WHAT TO WORK ON: Every entry in the listing is to be reproduced exactly.

--- START ---

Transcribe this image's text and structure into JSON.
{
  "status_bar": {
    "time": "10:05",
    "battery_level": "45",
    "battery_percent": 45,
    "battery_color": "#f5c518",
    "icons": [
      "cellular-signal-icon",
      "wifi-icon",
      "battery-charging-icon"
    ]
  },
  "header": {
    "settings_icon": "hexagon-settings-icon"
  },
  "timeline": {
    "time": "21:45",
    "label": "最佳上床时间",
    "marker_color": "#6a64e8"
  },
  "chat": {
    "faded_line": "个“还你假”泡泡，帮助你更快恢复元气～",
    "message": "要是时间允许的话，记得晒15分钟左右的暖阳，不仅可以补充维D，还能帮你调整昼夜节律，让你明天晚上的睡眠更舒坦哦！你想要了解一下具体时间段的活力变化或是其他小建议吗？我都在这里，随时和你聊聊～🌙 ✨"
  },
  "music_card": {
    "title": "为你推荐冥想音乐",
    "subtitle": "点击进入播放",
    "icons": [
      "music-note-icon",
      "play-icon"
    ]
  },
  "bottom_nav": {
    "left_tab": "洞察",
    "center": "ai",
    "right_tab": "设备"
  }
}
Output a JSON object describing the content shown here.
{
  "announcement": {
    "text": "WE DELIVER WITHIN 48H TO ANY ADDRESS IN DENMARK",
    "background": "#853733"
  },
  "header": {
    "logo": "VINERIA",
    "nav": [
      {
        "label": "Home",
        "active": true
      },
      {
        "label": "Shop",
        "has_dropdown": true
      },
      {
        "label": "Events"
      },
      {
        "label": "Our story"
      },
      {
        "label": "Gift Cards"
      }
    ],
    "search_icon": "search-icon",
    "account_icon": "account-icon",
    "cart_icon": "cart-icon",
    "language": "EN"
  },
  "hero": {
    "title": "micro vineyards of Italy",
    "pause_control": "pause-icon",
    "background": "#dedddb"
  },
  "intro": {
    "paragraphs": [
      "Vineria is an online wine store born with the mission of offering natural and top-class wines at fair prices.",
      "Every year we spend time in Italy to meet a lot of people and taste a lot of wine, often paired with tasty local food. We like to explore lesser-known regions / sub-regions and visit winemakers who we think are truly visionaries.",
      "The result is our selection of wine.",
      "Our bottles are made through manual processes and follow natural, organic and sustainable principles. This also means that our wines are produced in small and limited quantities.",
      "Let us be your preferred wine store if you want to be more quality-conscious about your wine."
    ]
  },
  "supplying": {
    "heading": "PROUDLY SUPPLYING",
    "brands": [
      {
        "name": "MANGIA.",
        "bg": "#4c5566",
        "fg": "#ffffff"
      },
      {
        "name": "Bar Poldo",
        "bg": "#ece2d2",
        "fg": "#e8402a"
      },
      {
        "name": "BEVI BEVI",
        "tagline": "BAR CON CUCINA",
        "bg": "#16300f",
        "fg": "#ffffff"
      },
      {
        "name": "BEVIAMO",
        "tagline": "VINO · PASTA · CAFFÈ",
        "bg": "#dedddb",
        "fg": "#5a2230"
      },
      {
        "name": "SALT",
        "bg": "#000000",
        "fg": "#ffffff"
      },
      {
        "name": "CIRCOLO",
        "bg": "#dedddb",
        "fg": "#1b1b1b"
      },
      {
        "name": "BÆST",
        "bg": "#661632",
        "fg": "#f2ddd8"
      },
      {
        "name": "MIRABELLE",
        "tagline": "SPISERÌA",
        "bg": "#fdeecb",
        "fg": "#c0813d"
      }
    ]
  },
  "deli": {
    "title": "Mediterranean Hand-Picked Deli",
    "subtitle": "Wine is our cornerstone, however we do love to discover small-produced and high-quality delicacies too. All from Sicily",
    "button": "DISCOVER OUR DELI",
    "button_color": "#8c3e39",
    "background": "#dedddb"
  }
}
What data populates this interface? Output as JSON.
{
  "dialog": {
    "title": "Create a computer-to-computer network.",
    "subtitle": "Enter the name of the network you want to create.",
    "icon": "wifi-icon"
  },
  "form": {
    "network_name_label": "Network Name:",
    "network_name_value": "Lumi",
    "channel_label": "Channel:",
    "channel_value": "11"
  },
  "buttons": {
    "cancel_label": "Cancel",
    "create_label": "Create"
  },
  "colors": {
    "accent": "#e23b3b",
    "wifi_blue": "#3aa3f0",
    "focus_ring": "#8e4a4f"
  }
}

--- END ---

OUTPUT FOR THIS TASK:
Transcribe this image's text and structure into JSON.
{
  "status_bar": {
    "time": "10:05",
    "battery_level": "45",
    "battery_percent": 45,
    "battery_color": "#f5c518",
    "icons": [
      "cellular-signal-icon",
      "wifi-icon",
      "battery-charging-icon"
    ]
  },
  "header": {
    "settings_icon": "hexagon-settings-icon"
  },
  "timeline": {
    "time": "21:45",
    "label": "最佳上床时间",
    "marker_color": "#6a64e8"
  },
  "chat": {
    "faded_line": "个“还你假”泡泡，帮助你更快恢复元气～",
    "message": "要是时间允许的话，记得晒15分钟左右的暖阳，不仅可以补充维D，还能帮你调整昼夜节律，让你明天晚上的睡眠更舒坦哦！你想要了解一下具体时间段的活力变化或是其他小建议吗？我都在这里，随时和你聊聊～🌙 ✨"
  },
  "music_card": {
    "title": "为你推荐冥想音乐",
    "subtitle": "点击进入播放",
    "icons": [
      "music-note-icon",
      "play-icon"
    ]
  },
  "bottom_nav": {
    "left_tab": "洞察",
    "center": "ai",
    "right_tab": "设备"
  }
}
Output a JSON object describing the content shown here.
{
  "announcement": {
    "text": "WE DELIVER WITHIN 48H TO ANY ADDRESS IN DENMARK",
    "background": "#853733"
  },
  "header": {
    "logo": "VINERIA",
    "nav": [
      {
        "label": "Home",
        "active": true
      },
      {
        "label": "Shop",
        "has_dropdown": true
      },
      {
        "label": "Events"
      },
      {
        "label": "Our story"
      },
      {
        "label": "Gift Cards"
      }
    ],
    "search_icon": "search-icon",
    "account_icon": "account-icon",
    "cart_icon": "cart-icon",
    "language": "EN"
  },
  "hero": {
    "title": "micro vineyards of Italy",
    "pause_control": "pause-icon",
    "background": "#dedddb"
  },
  "intro": {
    "paragraphs": [
      "Vineria is an online wine store born with the mission of offering natural and top-class wines at fair prices.",
      "Every year we spend time in Italy to meet a lot of people and taste a lot of wine, often paired with tasty local food. We like to explore lesser-known regions / sub-regions and visit winemakers who we think are truly visionaries.",
      "The result is our selection of wine.",
      "Our bottles are made through manual processes and follow natural, organic and sustainable principles. This also means that our wines are produced in small and limited quantities.",
      "Let us be your preferred wine store if you want to be more quality-conscious about your wine."
    ]
  },
  "supplying": {
    "heading": "PROUDLY SUPPLYING",
    "brands": [
      {
        "name": "MANGIA.",
        "bg": "#4c5566",
        "fg": "#ffffff"
      },
      {
        "name": "Bar Poldo",
        "bg": "#ece2d2",
        "fg": "#e8402a"
      },
      {
        "name": "BEVI BEVI",
        "tagline": "BAR CON CUCINA",
        "bg": "#16300f",
        "fg": "#ffffff"
      },
      {
        "name": "BEVIAMO",
        "tagline": "VINO · PASTA · CAFFÈ",
        "bg": "#dedddb",
        "fg": "#5a2230"
      },
      {
        "name": "SALT",
        "bg": "#000000",
        "fg": "#ffffff"
      },
      {
        "name": "CIRCOLO",
        "bg": "#dedddb",
        "fg": "#1b1b1b"
      },
      {
        "name": "BÆST",
        "bg": "#661632",
        "fg": "#f2ddd8"
      },
      {
        "name": "MIRABELLE",
        "tagline": "SPISERÌA",
        "bg": "#fdeecb",
        "fg": "#c0813d"
      }
    ]
  },
  "deli": {
    "title": "Mediterranean Hand-Picked Deli",
    "subtitle": "Wine is our cornerstone, however we do love to discover small-produced and high-quality delicacies too. All from Sicily",
    "button": "DISCOVER OUR DELI",
    "button_color": "#8c3e39",
    "background": "#dedddb"
  }
}
What data populates this interface? Output as JSON.
{
  "dialog": {
    "title": "Create a computer-to-computer network.",
    "subtitle": "Enter the name of the network you want to create.",
    "icon": "wifi-icon"
  },
  "form": {
    "network_name_label": "Network Name:",
    "network_name_value": "Lumi",
    "channel_label": "Channel:",
    "channel_value": "11"
  },
  "buttons": {
    "cancel_label": "Cancel",
    "create_label": "Create"
  },
  "colors": {
    "accent": "#e23b3b",
    "wifi_blue": "#3aa3f0",
    "focus_ring": "#8e4a4f"
  }
}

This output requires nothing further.